▶ **Task**:
Reproduce the listing below exactly, minus its pictures.

*** Block opens ***

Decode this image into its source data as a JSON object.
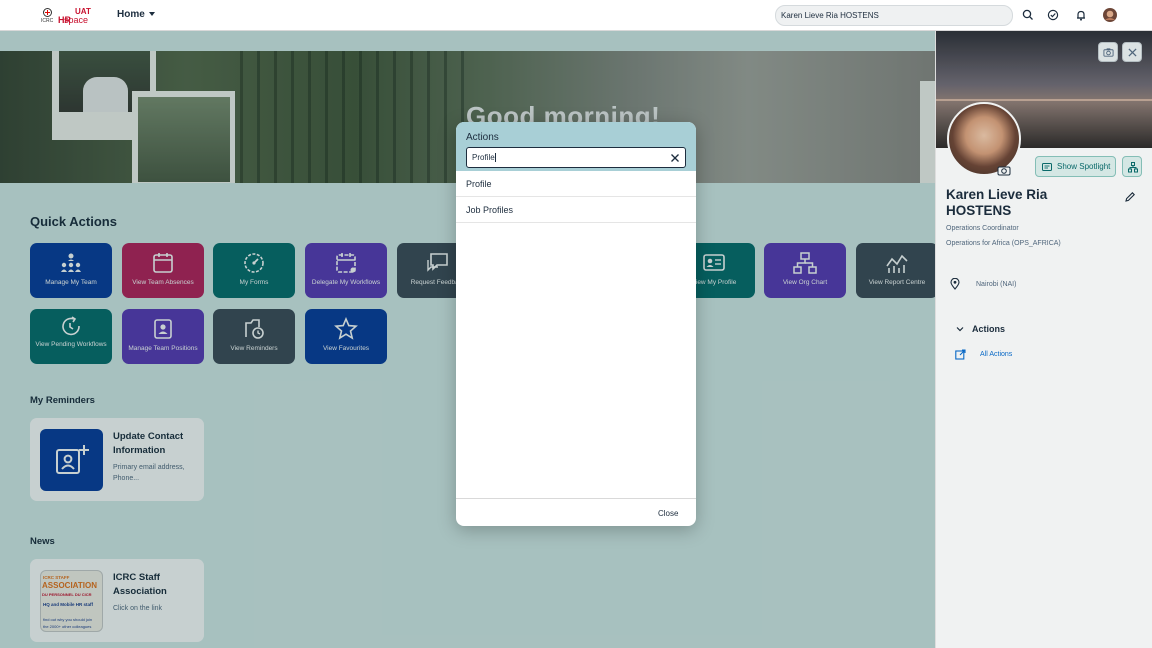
{
  "shell": {
    "logo_small": "ICRC",
    "logo_hr": "HR",
    "logo_uat": "UAT",
    "logo_space": "space",
    "home_label": "Home",
    "search_value": "Karen Lieve Ria HOSTENS"
  },
  "banner": {
    "greeting": "Good morning!"
  },
  "quick_actions": {
    "title": "Quick Actions",
    "tiles": [
      {
        "label": "Manage My Team",
        "color": "#0a3d9e",
        "icon": "org-team-icon"
      },
      {
        "label": "View Team Absences",
        "color": "#b8205b",
        "icon": "calendar-icon"
      },
      {
        "label": "My Forms",
        "color": "#086d6d",
        "icon": "gauge-icon"
      },
      {
        "label": "Delegate My Workflows",
        "color": "#5b3ab8",
        "icon": "calendar-delegate-icon"
      },
      {
        "label": "Request Feedback",
        "color": "#3f4c59",
        "icon": "feedback-icon"
      },
      {
        "label": "View My Profile",
        "color": "#086d6d",
        "icon": "id-card-icon"
      },
      {
        "label": "View Org Chart",
        "color": "#5b3ab8",
        "icon": "org-chart-icon"
      },
      {
        "label": "View Report Centre",
        "color": "#3f4c59",
        "icon": "line-chart-icon"
      },
      {
        "label": "View Pending Workflows",
        "color": "#086d6d",
        "icon": "pending-icon"
      },
      {
        "label": "Manage Team Positions",
        "color": "#5b3ab8",
        "icon": "position-icon"
      },
      {
        "label": "View Reminders",
        "color": "#3f4c59",
        "icon": "reminder-icon"
      },
      {
        "label": "View Favourites",
        "color": "#0a3d9e",
        "icon": "star-icon"
      }
    ]
  },
  "reminders": {
    "title": "My Reminders",
    "card_title": "Update Contact Information",
    "card_sub": "Primary email address, Phone..."
  },
  "news": {
    "title": "News",
    "card_title": "ICRC Staff Association",
    "card_sub": "Click on the link",
    "thumb_line1": "ICRC STAFF",
    "thumb_line2": "ASSOCIATION",
    "thumb_line3": "DU PERSONNEL DU CICR",
    "thumb_line4": "HQ and Mobile HR staff",
    "thumb_line5": "find out why you should join",
    "thumb_line6": "the 2000+ other colleagues"
  },
  "profile_panel": {
    "spotlight_label": "Show Spotlight",
    "name": "Karen Lieve Ria HOSTENS",
    "job_title": "Operations Coordinator",
    "department": "Operations for Africa (OPS_AFRICA)",
    "location": "Nairobi (NAI)",
    "actions_header": "Actions",
    "all_actions_label": "All Actions"
  },
  "dialog": {
    "title": "Actions",
    "search_value": "Profile",
    "results": [
      "Profile",
      "Job Profiles"
    ],
    "close_label": "Close"
  },
  "colors": {
    "page_bg": "#d7ecea",
    "dialog_header": "#a8cfd6",
    "link": "#0a6ed1"
  }
}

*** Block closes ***

▶ **Exercise solution**:
Decode this image into its source data as a JSON object.
{
  "shell": {
    "logo_small": "ICRC",
    "logo_hr": "HR",
    "logo_uat": "UAT",
    "logo_space": "space",
    "home_label": "Home",
    "search_value": "Karen Lieve Ria HOSTENS"
  },
  "banner": {
    "greeting": "Good morning!"
  },
  "quick_actions": {
    "title": "Quick Actions",
    "tiles": [
      {
        "label": "Manage My Team",
        "color": "#0a3d9e",
        "icon": "org-team-icon"
      },
      {
        "label": "View Team Absences",
        "color": "#b8205b",
        "icon": "calendar-icon"
      },
      {
        "label": "My Forms",
        "color": "#086d6d",
        "icon": "gauge-icon"
      },
      {
        "label": "Delegate My Workflows",
        "color": "#5b3ab8",
        "icon": "calendar-delegate-icon"
      },
      {
        "label": "Request Feedback",
        "color": "#3f4c59",
        "icon": "feedback-icon"
      },
      {
        "label": "View My Profile",
        "color": "#086d6d",
        "icon": "id-card-icon"
      },
      {
        "label": "View Org Chart",
        "color": "#5b3ab8",
        "icon": "org-chart-icon"
      },
      {
        "label": "View Report Centre",
        "color": "#3f4c59",
        "icon": "line-chart-icon"
      },
      {
        "label": "View Pending Workflows",
        "color": "#086d6d",
        "icon": "pending-icon"
      },
      {
        "label": "Manage Team Positions",
        "color": "#5b3ab8",
        "icon": "position-icon"
      },
      {
        "label": "View Reminders",
        "color": "#3f4c59",
        "icon": "reminder-icon"
      },
      {
        "label": "View Favourites",
        "color": "#0a3d9e",
        "icon": "star-icon"
      }
    ]
  },
  "reminders": {
    "title": "My Reminders",
    "card_title": "Update Contact Information",
    "card_sub": "Primary email address, Phone..."
  },
  "news": {
    "title": "News",
    "card_title": "ICRC Staff Association",
    "card_sub": "Click on the link",
    "thumb_line1": "ICRC STAFF",
    "thumb_line2": "ASSOCIATION",
    "thumb_line3": "DU PERSONNEL DU CICR",
    "thumb_line4": "HQ and Mobile HR staff",
    "thumb_line5": "find out why you should join",
    "thumb_line6": "the 2000+ other colleagues"
  },
  "profile_panel": {
    "spotlight_label": "Show Spotlight",
    "name": "Karen Lieve Ria HOSTENS",
    "job_title": "Operations Coordinator",
    "department": "Operations for Africa (OPS_AFRICA)",
    "location": "Nairobi (NAI)",
    "actions_header": "Actions",
    "all_actions_label": "All Actions"
  },
  "dialog": {
    "title": "Actions",
    "search_value": "Profile",
    "results": [
      "Profile",
      "Job Profiles"
    ],
    "close_label": "Close"
  },
  "colors": {
    "page_bg": "#d7ecea",
    "dialog_header": "#a8cfd6",
    "link": "#0a6ed1"
  }
}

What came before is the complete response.